Freedom of speech isn’t always a right, especially in Egypt and other Middle Eastern nations, where some have experienced serious repercussions for speaking out against governments.
This reporter asked Youssef if he experienced any pushback in the US from audiences or the government.
Although he’s had his run in with vocal supporters of President Trump and some opinionated boomers, Youssef mentioned that opposition to him was scarce and that he’s generally received a warm welcome from different audiences around the States.
“A lot of people come to me after my show and they say ‘Your show is not just funny but it made us think about so many things,’” Youssef said.
“My show is about something much more than being about Trump, right-wingers, or whatever. Basically, if you want to summarize the show in one sentence: It’s about trying to be yourself, and to not follow the world’s expectations of you,” said Youssef.
“The world around you, whether political forces, religious forces, right-wing forces, left-wing forces, they really want to box you in certain predictable patterns,” Youssef continued. “We are all slaves to that pattern and all of my stories are about me trying to break away from that pattern, but I find myself coming back again in order to appease a bigger society, whether out of conformity or fear.”
Youssef explained how his personal experiences are the center of his jokes and story telling in order to get people to think critically, rather than just use politicians or general events as the butts of his joke.
“People will always come with their preconceived notions and I hope to show them a different aspect of the truth, because everyone thinks that they have their own truths, right? Even me!” he said.
“Comedy and satire eases the transition from different points of views and aspects, which makes it an easier pill to swallow.”
To be able to use that mentality within one’s art requires a lot of talent and courage, considering how inflammatory political criticism and discourse can get.
Youssef told this reporter that he “Sometimes… I sit with my audience on the tables before the show starts and I get to know them and they get to know me personally, so when I go on stage, they don’t think of me as an that alien person who is trying to push a certain message”
“I’m just there on their table, eating their fries and drinking with them, and it’s like they are up there with me. There’s no fourth wall between me and them.”
When asked about the difficulty of performing in an entirely different country and language, Youssef responded with a personal answer on his experiences of his work process.
“This has been a huge transition for me because I was someone who was doing a political satire show in Egypt in Arabic, and now I’m here in America, and I’m reinventing myself from scratch. I have to perform in English, do humor in English, do stand up in English, which is an art I didn’t even do back in Egypt,” Youssef exclaimed.
“I had to rewire my brain because I have to study the cadence, the delivery, the speed, the pauses, and the kind of words that are used. It’s not a simple translation, it’s a third language if you want to put it that way.”

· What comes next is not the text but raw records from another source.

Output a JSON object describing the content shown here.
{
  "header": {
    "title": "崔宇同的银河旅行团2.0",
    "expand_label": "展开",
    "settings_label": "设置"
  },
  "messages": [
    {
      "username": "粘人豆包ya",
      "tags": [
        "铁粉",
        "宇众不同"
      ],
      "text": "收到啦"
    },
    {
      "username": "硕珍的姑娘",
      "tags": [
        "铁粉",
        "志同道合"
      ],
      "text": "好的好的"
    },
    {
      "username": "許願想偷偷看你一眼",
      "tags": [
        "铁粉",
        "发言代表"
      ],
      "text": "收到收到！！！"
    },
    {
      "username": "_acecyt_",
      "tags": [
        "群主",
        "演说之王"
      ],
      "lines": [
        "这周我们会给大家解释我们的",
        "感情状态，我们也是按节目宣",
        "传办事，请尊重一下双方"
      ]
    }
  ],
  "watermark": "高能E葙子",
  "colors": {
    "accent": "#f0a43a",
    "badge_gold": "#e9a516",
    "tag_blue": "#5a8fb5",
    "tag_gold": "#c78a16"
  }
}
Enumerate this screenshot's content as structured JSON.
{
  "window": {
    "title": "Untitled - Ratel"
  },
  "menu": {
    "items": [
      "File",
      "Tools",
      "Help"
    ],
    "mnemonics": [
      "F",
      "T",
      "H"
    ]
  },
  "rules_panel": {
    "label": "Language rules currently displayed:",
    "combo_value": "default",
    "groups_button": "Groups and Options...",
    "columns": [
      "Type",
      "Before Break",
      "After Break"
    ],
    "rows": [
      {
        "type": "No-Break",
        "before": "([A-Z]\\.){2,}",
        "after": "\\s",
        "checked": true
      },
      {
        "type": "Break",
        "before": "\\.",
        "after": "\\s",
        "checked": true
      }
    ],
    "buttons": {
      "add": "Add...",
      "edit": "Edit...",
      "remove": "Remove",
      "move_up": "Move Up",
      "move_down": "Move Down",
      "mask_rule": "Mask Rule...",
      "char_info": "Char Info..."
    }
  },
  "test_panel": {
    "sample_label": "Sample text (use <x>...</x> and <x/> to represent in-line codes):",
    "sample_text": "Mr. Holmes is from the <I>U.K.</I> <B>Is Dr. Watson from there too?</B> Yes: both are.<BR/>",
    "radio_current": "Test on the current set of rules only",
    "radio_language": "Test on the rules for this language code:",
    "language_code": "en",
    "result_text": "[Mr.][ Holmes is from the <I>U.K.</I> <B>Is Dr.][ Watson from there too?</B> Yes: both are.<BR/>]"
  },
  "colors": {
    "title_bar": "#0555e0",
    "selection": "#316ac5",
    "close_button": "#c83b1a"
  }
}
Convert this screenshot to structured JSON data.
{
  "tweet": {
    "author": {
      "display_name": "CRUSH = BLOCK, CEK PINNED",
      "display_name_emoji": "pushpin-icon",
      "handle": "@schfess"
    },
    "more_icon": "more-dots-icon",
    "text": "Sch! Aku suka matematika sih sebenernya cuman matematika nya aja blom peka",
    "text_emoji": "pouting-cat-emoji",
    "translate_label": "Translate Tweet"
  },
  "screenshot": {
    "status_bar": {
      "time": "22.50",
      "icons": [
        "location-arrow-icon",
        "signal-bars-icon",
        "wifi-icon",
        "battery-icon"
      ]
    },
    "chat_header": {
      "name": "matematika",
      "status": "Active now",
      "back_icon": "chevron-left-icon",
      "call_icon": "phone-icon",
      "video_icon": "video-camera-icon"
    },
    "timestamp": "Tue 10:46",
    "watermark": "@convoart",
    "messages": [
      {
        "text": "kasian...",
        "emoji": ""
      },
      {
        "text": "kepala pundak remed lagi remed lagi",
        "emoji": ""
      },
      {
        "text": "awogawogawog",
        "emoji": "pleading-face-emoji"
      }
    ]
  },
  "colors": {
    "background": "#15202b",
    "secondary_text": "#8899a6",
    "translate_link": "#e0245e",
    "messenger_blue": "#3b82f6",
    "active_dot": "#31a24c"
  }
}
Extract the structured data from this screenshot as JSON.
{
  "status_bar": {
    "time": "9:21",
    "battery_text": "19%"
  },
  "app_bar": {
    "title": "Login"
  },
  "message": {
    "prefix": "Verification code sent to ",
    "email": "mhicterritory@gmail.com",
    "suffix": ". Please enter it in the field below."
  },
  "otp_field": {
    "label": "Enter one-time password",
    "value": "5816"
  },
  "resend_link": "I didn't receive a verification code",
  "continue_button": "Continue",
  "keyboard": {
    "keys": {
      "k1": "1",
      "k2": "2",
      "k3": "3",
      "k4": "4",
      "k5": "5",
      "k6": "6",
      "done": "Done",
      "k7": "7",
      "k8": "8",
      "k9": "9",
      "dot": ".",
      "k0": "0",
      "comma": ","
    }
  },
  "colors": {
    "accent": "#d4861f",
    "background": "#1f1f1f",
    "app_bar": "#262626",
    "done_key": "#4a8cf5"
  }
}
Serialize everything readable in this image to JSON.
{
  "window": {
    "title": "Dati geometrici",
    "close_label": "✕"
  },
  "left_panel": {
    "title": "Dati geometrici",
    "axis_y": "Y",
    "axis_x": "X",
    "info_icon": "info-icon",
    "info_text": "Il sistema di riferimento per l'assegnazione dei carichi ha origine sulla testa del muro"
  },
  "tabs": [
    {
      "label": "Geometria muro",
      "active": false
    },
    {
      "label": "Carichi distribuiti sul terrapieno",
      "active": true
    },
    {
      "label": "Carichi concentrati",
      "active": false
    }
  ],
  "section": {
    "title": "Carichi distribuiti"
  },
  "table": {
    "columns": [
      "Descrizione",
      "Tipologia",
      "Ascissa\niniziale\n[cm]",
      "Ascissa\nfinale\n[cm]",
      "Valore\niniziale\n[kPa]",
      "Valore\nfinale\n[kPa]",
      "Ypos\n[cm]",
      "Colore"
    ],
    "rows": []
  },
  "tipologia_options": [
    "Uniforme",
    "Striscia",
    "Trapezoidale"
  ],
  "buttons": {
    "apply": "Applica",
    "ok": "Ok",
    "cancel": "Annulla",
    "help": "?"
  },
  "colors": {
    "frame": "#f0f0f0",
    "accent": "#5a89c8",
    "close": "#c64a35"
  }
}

When asked about what impact that he would like to have on audiences in the U.S., as well as our own city of New Brunswick, Youssef discussed how he utilized his personal experiences to take a different approach to his comedy, setting him apart from other Middle Eastern comics.
“Most Arab comedians, they were either born here or raised here [in the US], it’s very rare to see someone who just came from his country in the Middle East and perform here, and that gives a unique perspective because even Arab comedians in the Middle East have an American point of view.”
Youssef provides not only a humorous outlook on modern culture and society, but also challenges his diverse audiences on different notions and ideas, without resorting to Orientalist tropes or other forms of cheap humor that lacks substance.
“I think that it is important that people who are not from that region to look at us as people who have the same concerns, dreams, pains, problems, and I think comedy can connect them much more.”